■ Aim of the task: Each line of the records below that contains "Unsymmetrical" needs to be copied.

■ Records for the task:
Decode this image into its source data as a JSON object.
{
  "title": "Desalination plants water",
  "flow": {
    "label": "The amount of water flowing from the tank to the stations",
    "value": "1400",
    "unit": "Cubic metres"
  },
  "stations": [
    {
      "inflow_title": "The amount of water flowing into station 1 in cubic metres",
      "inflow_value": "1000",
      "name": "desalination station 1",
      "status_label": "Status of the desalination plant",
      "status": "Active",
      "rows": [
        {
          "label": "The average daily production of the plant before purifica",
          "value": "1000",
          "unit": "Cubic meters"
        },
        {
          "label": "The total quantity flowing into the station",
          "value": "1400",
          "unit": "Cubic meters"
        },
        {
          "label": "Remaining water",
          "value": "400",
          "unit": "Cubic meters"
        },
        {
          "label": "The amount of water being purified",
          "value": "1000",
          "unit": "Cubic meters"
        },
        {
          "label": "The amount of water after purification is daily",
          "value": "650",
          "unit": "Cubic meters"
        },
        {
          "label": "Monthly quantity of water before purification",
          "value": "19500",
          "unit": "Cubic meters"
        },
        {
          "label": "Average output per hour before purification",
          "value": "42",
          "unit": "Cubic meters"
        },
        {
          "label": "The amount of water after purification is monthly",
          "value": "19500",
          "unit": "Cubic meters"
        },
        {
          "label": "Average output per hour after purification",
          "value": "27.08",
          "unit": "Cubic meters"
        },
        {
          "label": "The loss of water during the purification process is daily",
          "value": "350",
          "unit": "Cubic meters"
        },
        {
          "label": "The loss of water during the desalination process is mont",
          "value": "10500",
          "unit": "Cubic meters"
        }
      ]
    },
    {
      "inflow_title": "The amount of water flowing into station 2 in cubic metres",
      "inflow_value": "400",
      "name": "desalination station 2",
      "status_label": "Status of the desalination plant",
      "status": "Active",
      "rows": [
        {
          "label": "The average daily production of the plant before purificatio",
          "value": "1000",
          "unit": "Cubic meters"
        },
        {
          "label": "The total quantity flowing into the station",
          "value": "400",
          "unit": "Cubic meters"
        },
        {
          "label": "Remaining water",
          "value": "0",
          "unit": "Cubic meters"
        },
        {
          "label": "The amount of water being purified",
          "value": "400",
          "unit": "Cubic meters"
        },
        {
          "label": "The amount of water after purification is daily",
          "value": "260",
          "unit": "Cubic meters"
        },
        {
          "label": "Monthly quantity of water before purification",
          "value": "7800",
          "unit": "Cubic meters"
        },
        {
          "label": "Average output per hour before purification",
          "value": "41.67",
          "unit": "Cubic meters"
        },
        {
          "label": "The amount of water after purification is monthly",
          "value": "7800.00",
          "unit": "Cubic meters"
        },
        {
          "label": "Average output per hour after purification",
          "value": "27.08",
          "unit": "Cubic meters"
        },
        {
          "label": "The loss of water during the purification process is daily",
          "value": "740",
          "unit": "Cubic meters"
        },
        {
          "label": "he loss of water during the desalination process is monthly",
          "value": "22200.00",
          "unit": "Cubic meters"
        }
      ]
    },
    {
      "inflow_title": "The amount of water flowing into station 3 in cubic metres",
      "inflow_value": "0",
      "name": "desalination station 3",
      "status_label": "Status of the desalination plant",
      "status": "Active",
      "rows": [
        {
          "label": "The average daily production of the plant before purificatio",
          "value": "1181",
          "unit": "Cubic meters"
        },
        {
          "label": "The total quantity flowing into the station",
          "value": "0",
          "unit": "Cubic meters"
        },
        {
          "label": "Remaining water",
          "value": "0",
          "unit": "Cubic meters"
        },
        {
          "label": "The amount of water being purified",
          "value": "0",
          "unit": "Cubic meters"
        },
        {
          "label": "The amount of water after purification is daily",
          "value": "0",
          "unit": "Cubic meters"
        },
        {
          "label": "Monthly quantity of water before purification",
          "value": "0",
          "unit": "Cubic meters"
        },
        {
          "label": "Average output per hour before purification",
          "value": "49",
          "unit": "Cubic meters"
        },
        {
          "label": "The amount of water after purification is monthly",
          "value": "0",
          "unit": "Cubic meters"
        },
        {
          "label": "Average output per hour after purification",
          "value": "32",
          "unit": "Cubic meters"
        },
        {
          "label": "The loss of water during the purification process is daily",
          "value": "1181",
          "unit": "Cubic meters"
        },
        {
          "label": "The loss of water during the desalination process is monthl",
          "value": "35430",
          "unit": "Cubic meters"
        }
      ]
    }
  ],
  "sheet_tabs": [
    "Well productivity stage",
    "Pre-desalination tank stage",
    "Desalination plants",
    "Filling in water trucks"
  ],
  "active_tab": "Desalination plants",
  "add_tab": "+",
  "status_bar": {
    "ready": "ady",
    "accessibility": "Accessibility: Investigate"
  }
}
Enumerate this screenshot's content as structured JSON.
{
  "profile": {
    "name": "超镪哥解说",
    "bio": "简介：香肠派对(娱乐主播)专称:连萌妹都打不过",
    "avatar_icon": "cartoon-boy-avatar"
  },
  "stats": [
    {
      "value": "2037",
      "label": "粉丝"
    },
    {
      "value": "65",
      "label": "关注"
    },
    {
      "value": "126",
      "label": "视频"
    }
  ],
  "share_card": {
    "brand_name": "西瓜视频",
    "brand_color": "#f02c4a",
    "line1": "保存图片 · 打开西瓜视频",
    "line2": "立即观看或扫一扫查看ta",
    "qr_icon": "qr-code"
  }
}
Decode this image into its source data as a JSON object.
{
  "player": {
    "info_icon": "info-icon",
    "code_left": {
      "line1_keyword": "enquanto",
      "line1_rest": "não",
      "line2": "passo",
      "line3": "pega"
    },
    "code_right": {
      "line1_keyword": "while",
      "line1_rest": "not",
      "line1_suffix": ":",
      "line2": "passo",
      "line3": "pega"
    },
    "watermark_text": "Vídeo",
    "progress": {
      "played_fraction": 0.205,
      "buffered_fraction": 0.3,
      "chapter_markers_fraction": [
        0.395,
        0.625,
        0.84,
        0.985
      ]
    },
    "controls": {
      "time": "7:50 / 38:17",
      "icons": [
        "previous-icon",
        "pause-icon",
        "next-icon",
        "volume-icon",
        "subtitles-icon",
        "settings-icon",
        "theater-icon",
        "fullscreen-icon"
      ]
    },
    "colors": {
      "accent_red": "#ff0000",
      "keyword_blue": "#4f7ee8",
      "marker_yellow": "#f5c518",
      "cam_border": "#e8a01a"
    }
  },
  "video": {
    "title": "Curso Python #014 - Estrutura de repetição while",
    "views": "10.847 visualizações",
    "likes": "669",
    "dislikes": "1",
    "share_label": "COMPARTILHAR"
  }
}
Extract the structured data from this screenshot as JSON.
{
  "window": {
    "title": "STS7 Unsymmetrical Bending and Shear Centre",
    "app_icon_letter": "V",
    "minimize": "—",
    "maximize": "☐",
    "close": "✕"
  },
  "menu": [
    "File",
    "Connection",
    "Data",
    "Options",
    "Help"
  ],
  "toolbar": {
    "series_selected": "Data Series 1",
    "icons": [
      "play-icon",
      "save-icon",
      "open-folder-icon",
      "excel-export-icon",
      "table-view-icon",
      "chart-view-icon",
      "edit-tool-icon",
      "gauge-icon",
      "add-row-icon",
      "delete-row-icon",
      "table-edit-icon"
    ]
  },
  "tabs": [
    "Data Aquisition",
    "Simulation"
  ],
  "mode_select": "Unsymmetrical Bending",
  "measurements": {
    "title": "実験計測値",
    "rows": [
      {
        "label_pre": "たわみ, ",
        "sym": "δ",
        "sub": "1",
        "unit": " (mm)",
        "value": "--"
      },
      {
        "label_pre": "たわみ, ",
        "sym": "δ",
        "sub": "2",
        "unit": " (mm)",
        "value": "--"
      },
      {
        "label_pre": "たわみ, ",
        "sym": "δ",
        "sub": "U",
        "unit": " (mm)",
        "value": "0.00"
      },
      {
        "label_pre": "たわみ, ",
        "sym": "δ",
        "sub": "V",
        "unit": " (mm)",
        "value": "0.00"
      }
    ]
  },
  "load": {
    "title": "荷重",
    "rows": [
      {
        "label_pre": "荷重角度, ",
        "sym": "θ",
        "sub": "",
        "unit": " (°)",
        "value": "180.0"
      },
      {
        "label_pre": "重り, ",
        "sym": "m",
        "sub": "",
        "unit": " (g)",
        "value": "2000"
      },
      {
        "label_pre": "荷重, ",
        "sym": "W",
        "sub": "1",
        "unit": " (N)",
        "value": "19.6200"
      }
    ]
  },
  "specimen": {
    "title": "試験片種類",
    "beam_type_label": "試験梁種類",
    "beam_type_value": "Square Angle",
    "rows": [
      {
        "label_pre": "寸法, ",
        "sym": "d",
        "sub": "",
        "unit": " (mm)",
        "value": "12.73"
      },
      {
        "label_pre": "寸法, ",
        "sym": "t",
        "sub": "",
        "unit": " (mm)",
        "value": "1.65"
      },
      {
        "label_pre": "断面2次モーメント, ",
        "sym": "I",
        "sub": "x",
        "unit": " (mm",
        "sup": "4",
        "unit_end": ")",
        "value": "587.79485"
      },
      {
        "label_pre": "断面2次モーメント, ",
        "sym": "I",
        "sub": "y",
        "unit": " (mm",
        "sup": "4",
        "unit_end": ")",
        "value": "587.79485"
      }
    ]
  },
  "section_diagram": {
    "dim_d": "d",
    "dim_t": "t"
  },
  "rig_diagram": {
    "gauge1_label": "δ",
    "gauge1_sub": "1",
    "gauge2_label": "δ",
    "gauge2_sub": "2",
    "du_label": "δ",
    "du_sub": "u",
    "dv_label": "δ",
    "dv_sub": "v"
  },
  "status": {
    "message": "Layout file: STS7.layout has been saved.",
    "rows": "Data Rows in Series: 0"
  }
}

■ Written solution:
    "title": "STS7 Unsymmetrical Bending and Shear Centre",
  "mode_select": "Unsymmetrical Bending",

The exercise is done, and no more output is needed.